  • Manni | May 8, 2014 10:34 AMReply

    Clearly The Playlist hates Linklater and his "Before..." trilogy...

  • Buddy | May 8, 2014 2:44 PM

    Sorry that was meant for LH, bloody iPhone.

  • Buddy | May 8, 2014 2:42 PM

    Did you even read the article?

  • LH | May 8, 2014 10:29 AMReply

    The Cornetto Trilogy? Shaun of the Dead, Hot Fuzz, The World's End

  • Buddy | May 8, 2014 2:45 PM

    Did you even read the article?

  • Leone | May 8, 2014 10:10 AMReply

    Where in the hell is Sergio Leones "Once upon a time..." Trilogy?

    Other than that and the missing Herzogs Jungle Trilogy, really great list.

  • Atul | May 8, 2014 8:28 AMReply

    How can you forget Pakula's paranoia trilogy...Klute, Parallax View, All the President's Men!!!

  • Bobby | May 7, 2014 11:45 PMReply

    Ulrich Seidl's Paradise trilogy from last year was brilliant. Love and Faith in particular, but Hope is excellent as well.

  • Denis | May 7, 2014 11:32 PMReply

    From the Americas, it could also be mentioned Pablo Larraín's trilogy of the Chilean military dictatorship: “Tony Manero” (2008), “Post Mortem” (2010) and “No” (2012).

  • Andrew | May 7, 2014 5:54 PMReply

    Can't forget the dour and depressing tone of all the films in the "Jennifer Connelly Suicide Trilogy" - ie. "Requiem for a Dream," "House of Sand and Fog" and "Dark Water".

  • Danel Griffin | May 7, 2014 5:29 PMReply

    Great list, though I submit that Claire Denis made a quadrilogy-- "White Material" was almost certainly a cap on her colonialist films. I would also recommend Werner Herzog's "Kinski in the Jungle" trilogy (for lack of a better title): "Aguirre," "Fitzcarraldo," and "Cobra Verde."

  • Charlie S | May 7, 2014 6:09 PM

    Good call on the Herzog.

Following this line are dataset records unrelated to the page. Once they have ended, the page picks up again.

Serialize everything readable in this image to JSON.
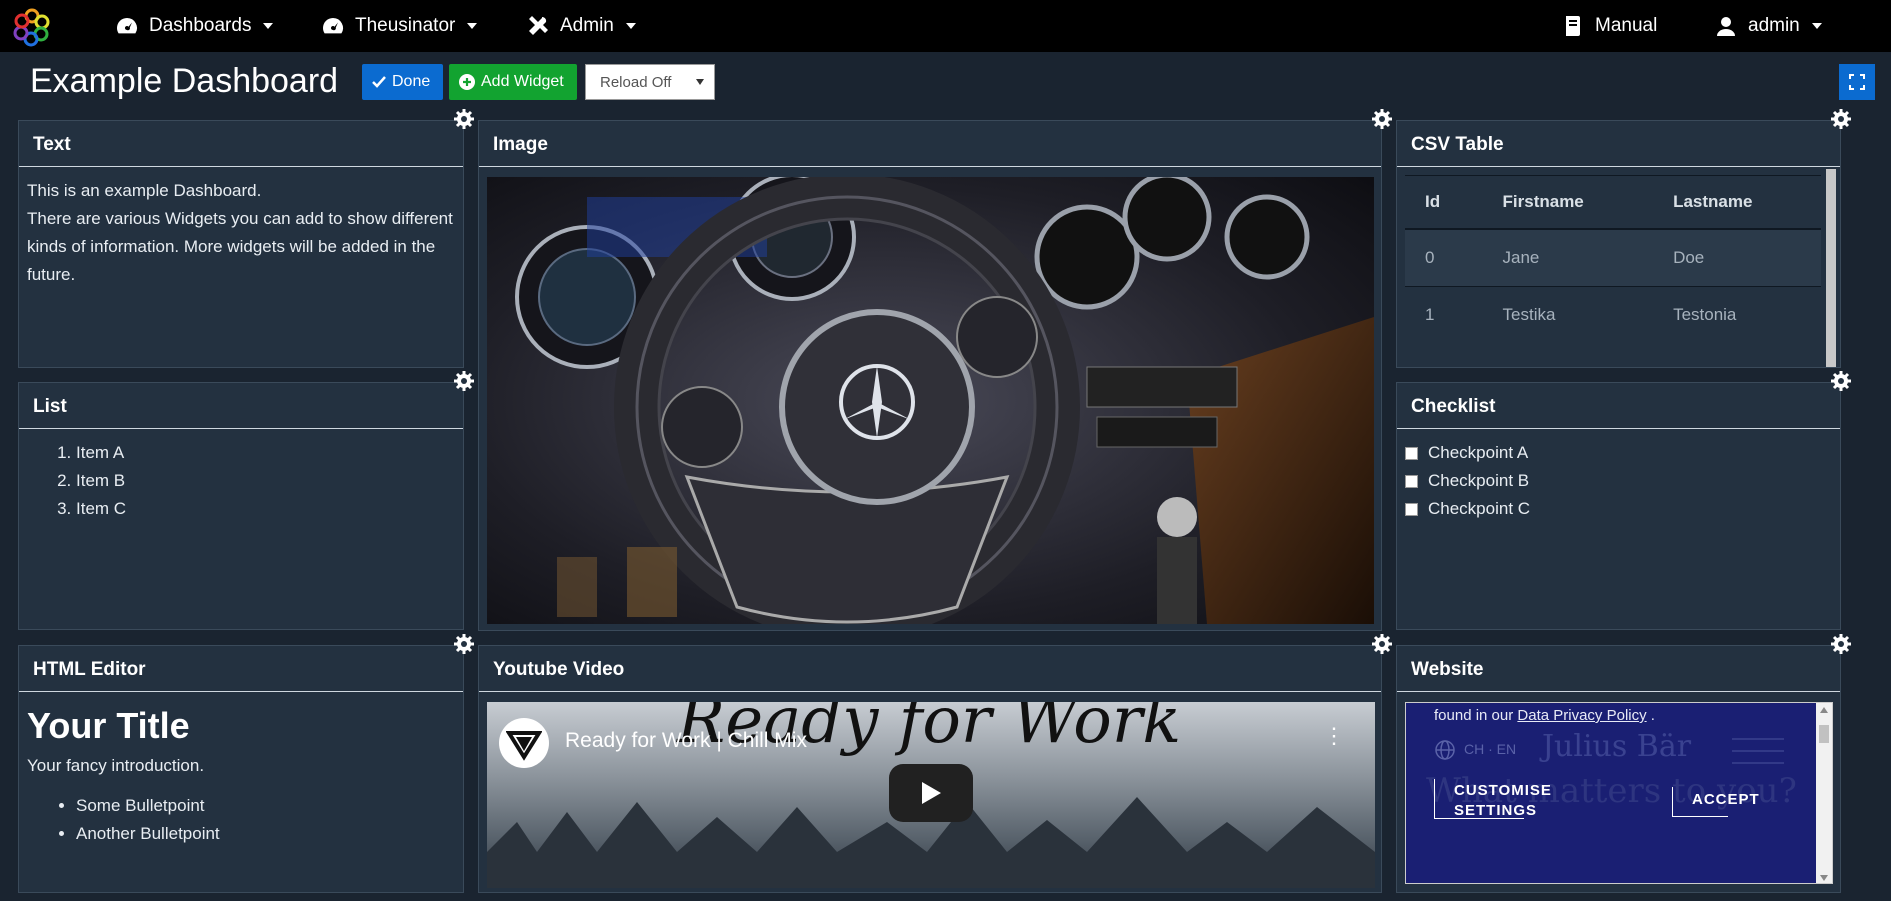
{
  "nav": {
    "dashboards": "Dashboards",
    "theusinator": "Theusinator",
    "admin": "Admin",
    "manual": "Manual",
    "user": "admin"
  },
  "page": {
    "title": "Example Dashboard",
    "done_label": "Done",
    "add_widget_label": "Add Widget",
    "reload_value": "Reload Off"
  },
  "widgets": {
    "text": {
      "title": "Text",
      "line1": "This is an example Dashboard.",
      "line2": "There are various Widgets you can add to show different kinds of information. More widgets will be added in the future."
    },
    "image": {
      "title": "Image"
    },
    "csv": {
      "title": "CSV Table",
      "headers": [
        "Id",
        "Firstname",
        "Lastname"
      ],
      "rows": [
        [
          "0",
          "Jane",
          "Doe"
        ],
        [
          "1",
          "Testika",
          "Testonia"
        ]
      ]
    },
    "list": {
      "title": "List",
      "items": [
        "Item A",
        "Item B",
        "Item C"
      ]
    },
    "checklist": {
      "title": "Checklist",
      "items": [
        "Checkpoint A",
        "Checkpoint B",
        "Checkpoint C"
      ]
    },
    "html": {
      "title": "HTML Editor",
      "heading": "Your Title",
      "intro": "Your fancy introduction.",
      "bullets": [
        "Some Bulletpoint",
        "Another Bulletpoint"
      ]
    },
    "youtube": {
      "title": "Youtube Video",
      "video_title": "Ready for Work | Chill Mix",
      "overlay_text": "Ready for Work"
    },
    "website": {
      "title": "Website",
      "privacy_prefix": "found in our",
      "privacy_link": "Data Privacy Policy",
      "privacy_suffix": ".",
      "lang": "CH · EN",
      "brand": "Julius Bär",
      "headline": "What matters to you?",
      "customise": "CUSTOMISE SETTINGS",
      "accept": "ACCEPT"
    }
  },
  "colors": {
    "primary": "#0b6bd0",
    "success": "#12a330",
    "panel": "#233140",
    "background": "#1a2430"
  }
}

I'd also throw The Commando Leopard Trilogy into the hat as a potential title It describes Kinski perfectly, and reminds me of his bonkers supporting turn in Antonio Margheriti's '80s war trilogy, which started with the trophy title "Code Name: Wild Geese".

  • Ian | May 7, 2014 3:33 PMReply

    Park Chan-Wook didn't win the Palm D'or with Oldboy, he won the Grand Prix.

  • John Kinsella | May 7, 2014 2:21 PMReply

    Both John Frankenheimer and Alan J. Pakula produced "paranoia trilogies". Frankenheimer had The Manchurian Candidate (1962), and Seven Days in May (1964), and Seconds (1960). Pakula directed Klute (1971), The Parallax View (1974), and All the President's Men (1976).

  • wes | May 7, 2014 2:14 PMReply

    Wong Kar-Wai?

  • Harrison | May 7, 2014 9:43 PM

    Second -- Days of Being Wild, In the Mood for Love, 2046

    And arguably Chungking and Fallen Angels compose three related stories

Email Updates